▶ _Task goal_
Reproduce without any pictures the lines from the one that contains "Decode this image" through the end of the records, exactly as written.

▶ _Source material_
____________________
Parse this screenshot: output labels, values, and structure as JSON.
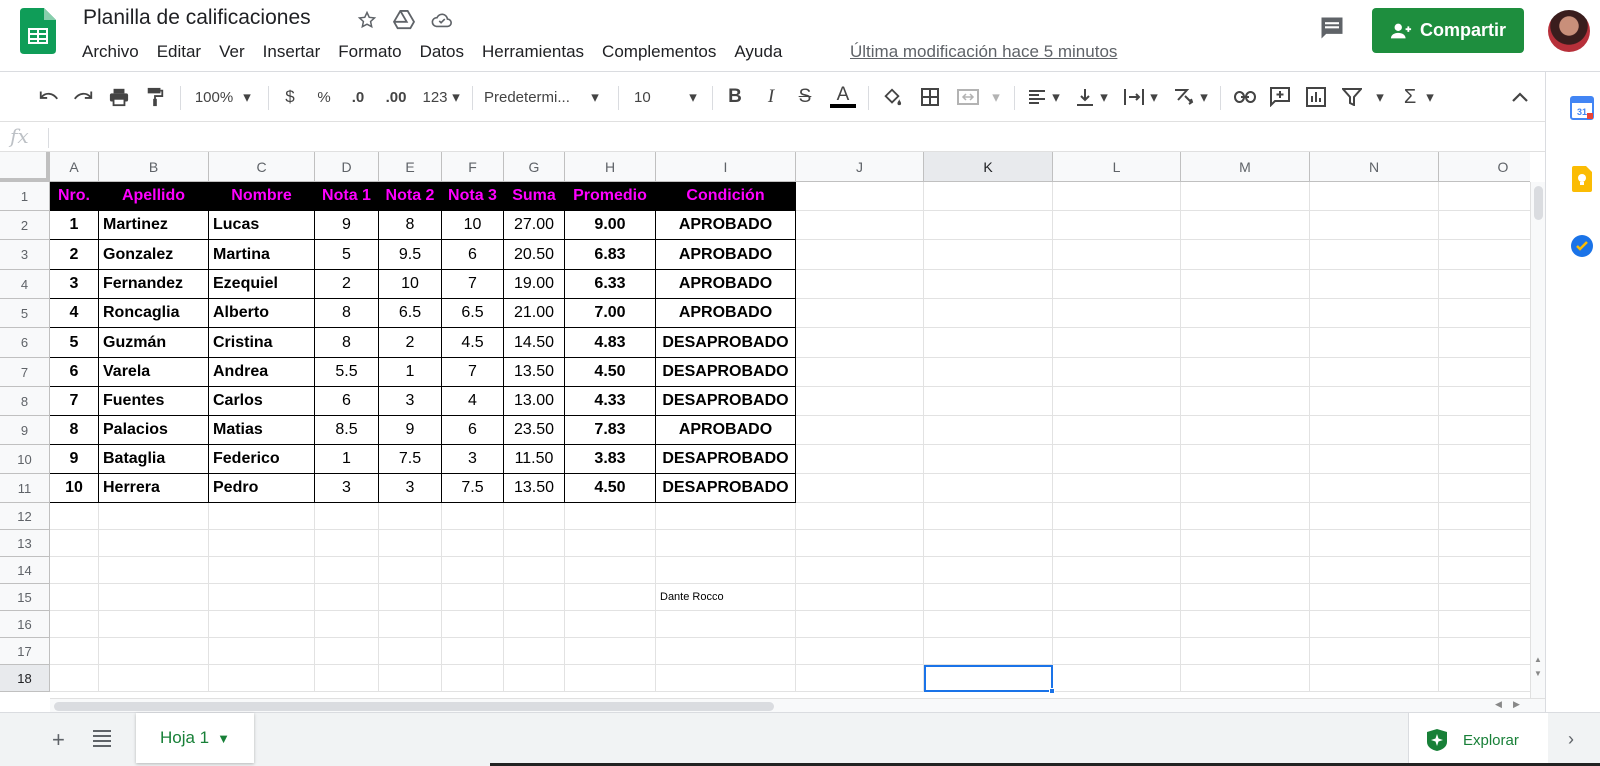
{
  "app": {
    "title": "Planilla de calificaciones",
    "menu": [
      "Archivo",
      "Editar",
      "Ver",
      "Insertar",
      "Formato",
      "Datos",
      "Herramientas",
      "Complementos",
      "Ayuda"
    ],
    "last_modified": "Última modificación hace 5 minutos",
    "share_label": "Compartir",
    "accent_color": "#1e8e3e"
  },
  "toolbar": {
    "zoom": "100%",
    "currency": "$",
    "percent": "%",
    "dec_less": ".0",
    "dec_more": ".00",
    "more_formats": "123",
    "font": "Predetermi...",
    "font_size": "10",
    "bold": "B",
    "italic": "I",
    "strike": "S",
    "text_color": "A"
  },
  "formula_bar": {
    "fx": "fx"
  },
  "grid": {
    "columns": [
      "A",
      "B",
      "C",
      "D",
      "E",
      "F",
      "G",
      "H",
      "I",
      "J",
      "K",
      "L",
      "M",
      "N",
      "O"
    ],
    "rows": [
      "1",
      "2",
      "3",
      "4",
      "5",
      "6",
      "7",
      "8",
      "9",
      "10",
      "11",
      "12",
      "13",
      "14",
      "15",
      "16",
      "17",
      "18"
    ],
    "selected_cell": "K18",
    "header_color": "#ff00ff",
    "table_header": [
      "Nro.",
      "Apellido",
      "Nombre",
      "Nota 1",
      "Nota 2",
      "Nota 3",
      "Suma",
      "Promedio",
      "Condición"
    ],
    "table_rows": [
      [
        "1",
        "Martinez",
        "Lucas",
        "9",
        "8",
        "10",
        "27.00",
        "9.00",
        "APROBADO"
      ],
      [
        "2",
        "Gonzalez",
        "Martina",
        "5",
        "9.5",
        "6",
        "20.50",
        "6.83",
        "APROBADO"
      ],
      [
        "3",
        "Fernandez",
        "Ezequiel",
        "2",
        "10",
        "7",
        "19.00",
        "6.33",
        "APROBADO"
      ],
      [
        "4",
        "Roncaglia",
        "Alberto",
        "8",
        "6.5",
        "6.5",
        "21.00",
        "7.00",
        "APROBADO"
      ],
      [
        "5",
        "Guzmán",
        "Cristina",
        "8",
        "2",
        "4.5",
        "14.50",
        "4.83",
        "DESAPROBADO"
      ],
      [
        "6",
        "Varela",
        "Andrea",
        "5.5",
        "1",
        "7",
        "13.50",
        "4.50",
        "DESAPROBADO"
      ],
      [
        "7",
        "Fuentes",
        "Carlos",
        "6",
        "3",
        "4",
        "13.00",
        "4.33",
        "DESAPROBADO"
      ],
      [
        "8",
        "Palacios",
        "Matias",
        "8.5",
        "9",
        "6",
        "23.50",
        "7.83",
        "APROBADO"
      ],
      [
        "9",
        "Bataglia",
        "Federico",
        "1",
        "7.5",
        "3",
        "11.50",
        "3.83",
        "DESAPROBADO"
      ],
      [
        "10",
        "Herrera",
        "Pedro",
        "3",
        "3",
        "7.5",
        "13.50",
        "4.50",
        "DESAPROBADO"
      ]
    ],
    "note_cell": "I15",
    "note_text": "Dante Rocco"
  },
  "footer": {
    "add_sheet": "+",
    "sheet_tab": "Hoja 1",
    "explore_label": "Explorar"
  }
}
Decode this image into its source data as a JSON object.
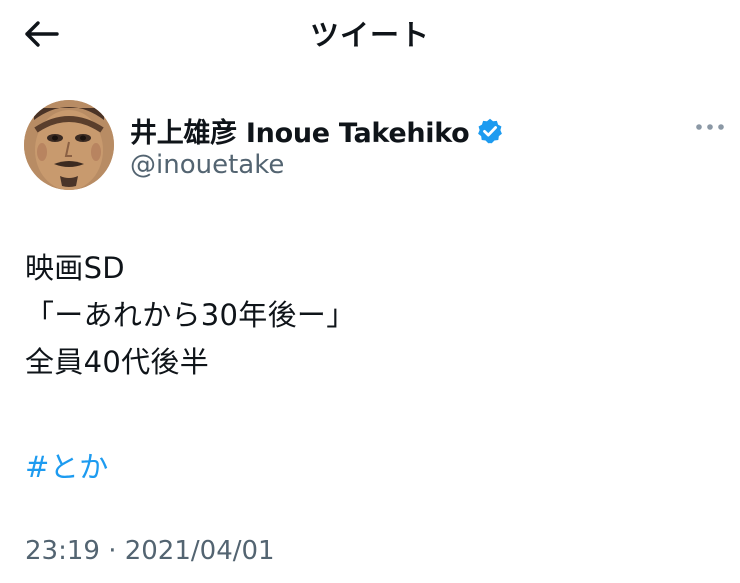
{
  "header": {
    "title": "ツイート",
    "back_icon": "arrow-left-icon"
  },
  "author": {
    "display_name": "井上雄彦 Inoue Takehiko",
    "handle": "@inouetake",
    "verified": true,
    "verified_icon": "verified-badge-icon"
  },
  "more_icon": "more-dots-icon",
  "tweet": {
    "lines": [
      "映画SD",
      "「ーあれから30年後ー」",
      "全員40代後半"
    ],
    "hashtag": "#とか",
    "timestamp": "23:19 · 2021/04/01"
  },
  "colors": {
    "text": "#0f1419",
    "secondary": "#536471",
    "link": "#1d9bf0",
    "verified": "#1d9bf0"
  }
}
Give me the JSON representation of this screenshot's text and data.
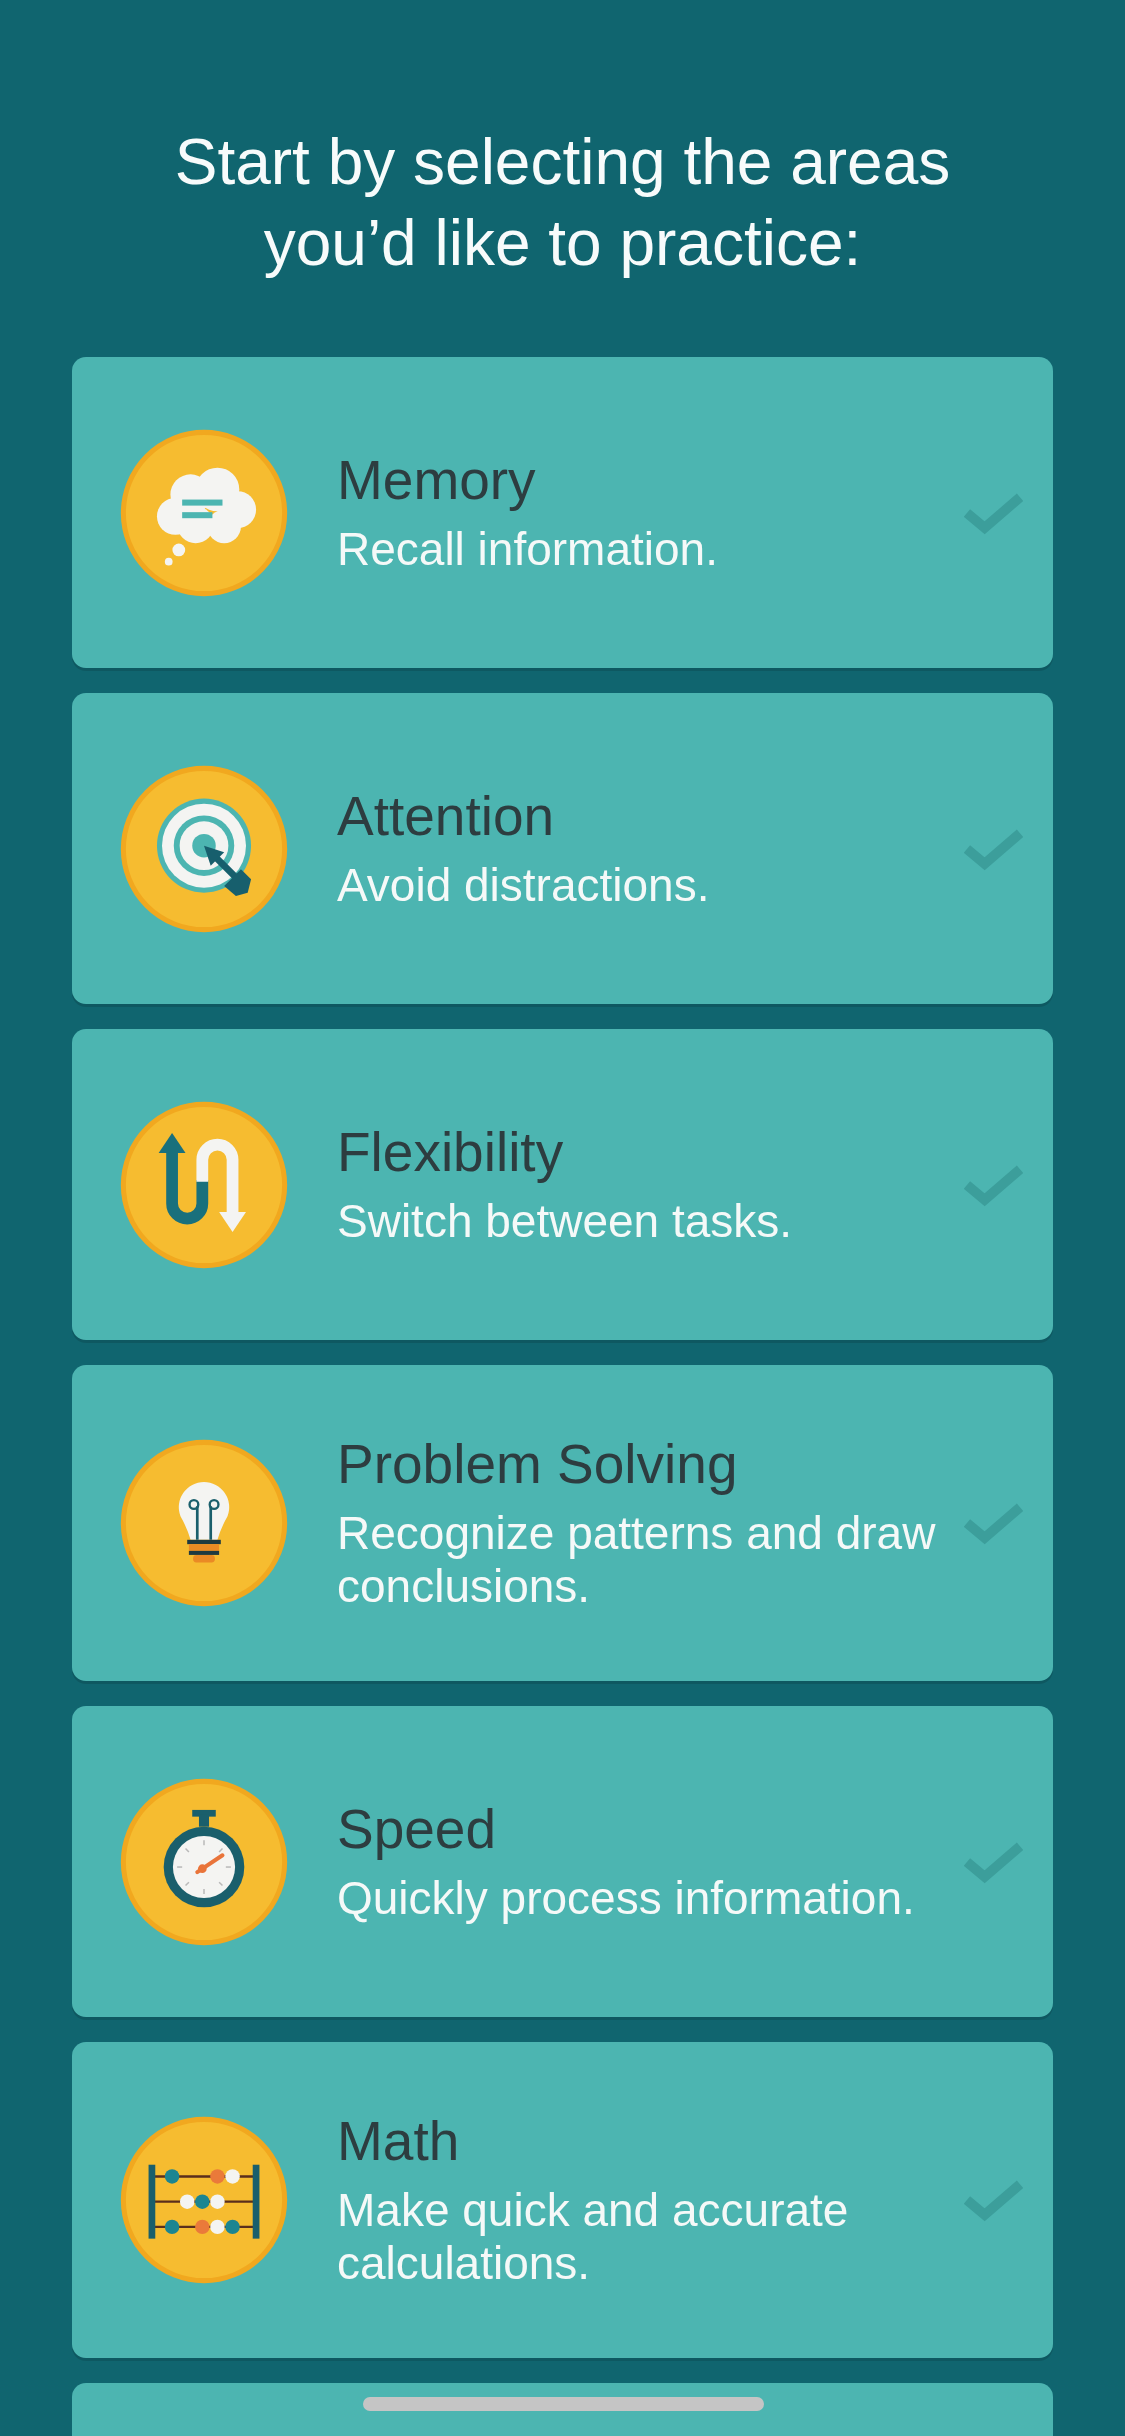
{
  "heading": "Start by selecting the areas you’d like to practice:",
  "areas": [
    {
      "name": "Memory",
      "description": "Recall information.",
      "selected": false
    },
    {
      "name": "Attention",
      "description": "Avoid distractions.",
      "selected": false
    },
    {
      "name": "Flexibility",
      "description": "Switch between tasks.",
      "selected": false
    },
    {
      "name": "Problem Solving",
      "description": "Recognize patterns and draw conclusions.",
      "selected": false
    },
    {
      "name": "Speed",
      "description": "Quickly process information.",
      "selected": false
    },
    {
      "name": "Math",
      "description": "Make quick and accurate calculations.",
      "selected": false
    }
  ]
}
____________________
▶ _Result of the task_
Decode this image into its source data as a JSON object.
{
  "header": {
    "title": "ツイート",
    "back_icon": "arrow-left-icon"
  },
  "author": {
    "display_name": "井上雄彦 Inoue Takehiko",
    "handle": "@inouetake",
    "verified": true,
    "verified_icon": "verified-badge-icon"
  },
  "more_icon": "more-dots-icon",
  "tweet": {
    "lines": [
      "映画SD",
      "「ーあれから30年後ー」",
      "全員40代後半"
    ],
    "hashtag": "#とか",
    "timestamp": "23:19 · 2021/04/01"
  },
  "colors": {
    "text": "#0f1419",
    "secondary": "#536471",
    "link": "#1d9bf0",
    "verified": "#1d9bf0"
  }
}
Give me the JSON representation of this screenshot's text and data.
{
  "heading": "Start by selecting the areas you’d like to practice:",
  "areas": [
    {
      "name": "Memory",
      "description": "Recall information.",
      "selected": false
    },
    {
      "name": "Attention",
      "description": "Avoid distractions.",
      "selected": false
    },
    {
      "name": "Flexibility",
      "description": "Switch between tasks.",
      "selected": false
    },
    {
      "name": "Problem Solving",
      "description": "Recognize patterns and draw conclusions.",
      "selected": false
    },
    {
      "name": "Speed",
      "description": "Quickly process information.",
      "selected": false
    },
    {
      "name": "Math",
      "description": "Make quick and accurate calculations.",
      "selected": false
    }
  ]
}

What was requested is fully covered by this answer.